Top 10 digital factories: Ericsson

By Georgia Wilson
Following its recent entry in our Top 10 digital factories, we look at how Ericsson is driving lean manufacturing and smart production. With more and m...

Following its recent entry in our Top 10 digital factories, we look at how Ericsson is driving lean manufacturing and smart production. 

With more and more intelligent devices being moved into the cloud, in order to increase performance, cost efficiencies and flexibility, the requirements for advanced manufacturing calls for a fast, stable, secure and simple connectivity solution. 

“Digital transformation of an industrial environment is only as strong as its underlying foundation, which is why choosing a secure, reliable cellular connectivity standard is essential,” says Ericsson.

“When you automate manufacturing, a dedicated 4G/5G network offers a smart, secure, wireless connectivity solution. By eliminating costly cabling, it enables easy reconfiguration of production lines for an agile factory.”

Flexible manufacturing allows organisations to meet customer demands, with the added benefit of cellular security for its data, device integrity and an open platform for applications and services.

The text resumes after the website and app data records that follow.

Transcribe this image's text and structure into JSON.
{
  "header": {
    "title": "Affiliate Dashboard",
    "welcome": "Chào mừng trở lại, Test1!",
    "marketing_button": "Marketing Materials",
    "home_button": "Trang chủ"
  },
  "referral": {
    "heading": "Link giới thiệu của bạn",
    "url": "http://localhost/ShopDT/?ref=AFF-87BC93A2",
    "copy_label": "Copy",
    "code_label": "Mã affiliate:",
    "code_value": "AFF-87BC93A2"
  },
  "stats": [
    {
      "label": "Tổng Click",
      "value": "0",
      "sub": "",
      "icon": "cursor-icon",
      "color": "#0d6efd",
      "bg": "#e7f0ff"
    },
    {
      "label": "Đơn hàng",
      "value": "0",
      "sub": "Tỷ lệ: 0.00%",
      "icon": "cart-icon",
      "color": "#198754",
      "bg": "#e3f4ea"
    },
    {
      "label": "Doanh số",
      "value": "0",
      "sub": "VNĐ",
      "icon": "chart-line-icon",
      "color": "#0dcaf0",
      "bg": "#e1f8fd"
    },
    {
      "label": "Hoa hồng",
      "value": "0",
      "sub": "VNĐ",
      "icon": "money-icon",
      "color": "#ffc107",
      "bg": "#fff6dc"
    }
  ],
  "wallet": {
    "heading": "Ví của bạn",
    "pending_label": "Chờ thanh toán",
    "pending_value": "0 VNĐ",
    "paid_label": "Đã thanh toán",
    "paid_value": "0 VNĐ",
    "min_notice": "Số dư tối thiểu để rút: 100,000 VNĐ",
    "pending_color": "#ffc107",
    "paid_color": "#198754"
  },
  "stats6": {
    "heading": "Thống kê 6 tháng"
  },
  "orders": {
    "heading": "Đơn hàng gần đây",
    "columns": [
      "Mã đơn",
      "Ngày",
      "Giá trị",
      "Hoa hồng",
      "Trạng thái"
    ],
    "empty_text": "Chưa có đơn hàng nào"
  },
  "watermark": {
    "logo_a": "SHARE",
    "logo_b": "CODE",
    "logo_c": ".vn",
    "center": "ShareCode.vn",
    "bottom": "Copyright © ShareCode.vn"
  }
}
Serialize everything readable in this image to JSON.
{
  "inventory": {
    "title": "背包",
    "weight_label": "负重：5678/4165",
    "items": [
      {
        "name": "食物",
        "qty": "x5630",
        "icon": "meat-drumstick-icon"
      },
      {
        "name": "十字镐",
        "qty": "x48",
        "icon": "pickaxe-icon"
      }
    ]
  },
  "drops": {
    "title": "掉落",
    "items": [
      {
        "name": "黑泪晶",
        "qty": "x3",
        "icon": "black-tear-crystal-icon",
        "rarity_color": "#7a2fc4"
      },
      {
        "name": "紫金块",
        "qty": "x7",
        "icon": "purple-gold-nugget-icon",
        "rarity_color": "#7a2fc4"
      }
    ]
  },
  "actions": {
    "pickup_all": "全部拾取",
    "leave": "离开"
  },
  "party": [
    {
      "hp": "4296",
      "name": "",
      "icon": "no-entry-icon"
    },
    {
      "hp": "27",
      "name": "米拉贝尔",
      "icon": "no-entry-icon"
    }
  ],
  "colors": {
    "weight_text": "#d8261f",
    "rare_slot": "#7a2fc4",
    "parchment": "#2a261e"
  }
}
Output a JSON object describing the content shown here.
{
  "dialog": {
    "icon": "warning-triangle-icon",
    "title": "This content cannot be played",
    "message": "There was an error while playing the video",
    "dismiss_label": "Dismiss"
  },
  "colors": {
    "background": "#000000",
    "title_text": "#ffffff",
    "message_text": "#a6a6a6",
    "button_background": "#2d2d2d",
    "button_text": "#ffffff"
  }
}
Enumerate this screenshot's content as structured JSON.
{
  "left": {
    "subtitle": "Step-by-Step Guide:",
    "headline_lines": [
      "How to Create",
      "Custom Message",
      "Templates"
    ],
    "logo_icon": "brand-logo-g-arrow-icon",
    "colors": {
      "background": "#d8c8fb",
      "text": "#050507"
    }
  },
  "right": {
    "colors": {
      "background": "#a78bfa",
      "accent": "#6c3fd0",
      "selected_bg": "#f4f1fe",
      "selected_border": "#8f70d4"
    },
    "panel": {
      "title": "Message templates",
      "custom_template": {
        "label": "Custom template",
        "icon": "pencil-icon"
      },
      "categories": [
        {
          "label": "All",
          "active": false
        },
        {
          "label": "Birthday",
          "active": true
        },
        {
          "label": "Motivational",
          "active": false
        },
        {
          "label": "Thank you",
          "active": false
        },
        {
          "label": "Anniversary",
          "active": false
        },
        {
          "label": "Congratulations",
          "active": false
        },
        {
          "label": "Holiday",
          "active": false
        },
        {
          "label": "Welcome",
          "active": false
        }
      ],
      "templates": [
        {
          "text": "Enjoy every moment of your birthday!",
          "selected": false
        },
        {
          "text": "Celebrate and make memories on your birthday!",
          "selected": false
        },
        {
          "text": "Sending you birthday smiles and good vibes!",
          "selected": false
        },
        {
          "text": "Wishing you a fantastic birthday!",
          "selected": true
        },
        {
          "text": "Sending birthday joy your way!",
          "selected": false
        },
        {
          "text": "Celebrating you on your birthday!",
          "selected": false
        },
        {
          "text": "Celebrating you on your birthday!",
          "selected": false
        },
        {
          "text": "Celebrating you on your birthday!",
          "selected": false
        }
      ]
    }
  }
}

“A private cellular network in the factory is the first step towards exploiting the value, efficiencies and gains of Industry 4.0 concepts and use cases,” adds Ericsson.

Image source: Ericsson

Improving the way connected devices connect

“One thing is certain: smart factories bring a new and complex set of requirements,” states Ericsson. 

With an increasing number of automated devices, autonomous robots and autonomous guided vehicles on the floor, as well as the evolution of adaptive production to optimise workflow and efficiency, the need for reliable connectivity continues to increase. 

“Cabling is a barrier to creating agile processes; installing new cables or moving existing ones is both expensive and time consuming. Removing the cables enables flexibility and can shave days or even weeks off of the time it takes to reconfigure a production line.”

As a result organisations face constraints when it comes to their connectivity solutions including: keeping machinery in a fixed spot or incur expensive cabling costs and extensive downtime to move them, working around dead spots in a wireless network, working within bandwidth constraints, latency fluctuations, finding security workarounds such as having a separate network for external suppliers to keep the corporate network secure and having a limited number of devices that can be on the network before reliability is compromised.

Ericsson Industry Connect

In order to help manufacturers combat these challenges ahead of them as the adoption of industry 4.0 continues to grow, Ericsson has developed a private cellular network - Ericsson Industry Connect - which is specifically designed for the industrial environment.

The network enables high device density, predictable latency and reliable coverage throughout the factory. “We’re moving from proof of concept to the reality of dozens of workers using connected devices all at once in bustling factory areas. The network must be able to handle this surge of demand without hesitation or bottlenecks,” says Ericsson. 

To discover more about how Ericsson Industry Connect can help the manufacturing industry, click here! 


For more information on manufacturing topics - please take a look at the latest edition of Manufacturing Global

Follow us on LinkedIn and Twitter.


Featured Articles

India’s smart manufacturing electric vehicle future

Indian IT service Panache Digilife has announced a manufacturing and supply chain agreement with electric vehicle manufacturer Revamp Moto

Manufacturing a legacy of safety, sustainability, and skill

Michael Vale, Group President for 3M’s safety & industrial business, explores diversity & environmental stewardship in manufacturing

5 minutes with: Simon Michie, Pulsant CTO

Simon Michie, CTO at Pulsant, explains why edge computing will transform manufacturing operations, but success will depend on having partnerships in place

Microsoft’s Çağlayan Arkan explores the supply chain

Procurement & Supply Chain

Elisabeth Brinton on the Microsoft Cloud for Sustainability


Aiimi’s Head of Solution Engineering Matt Eustace on risks

AI & Automation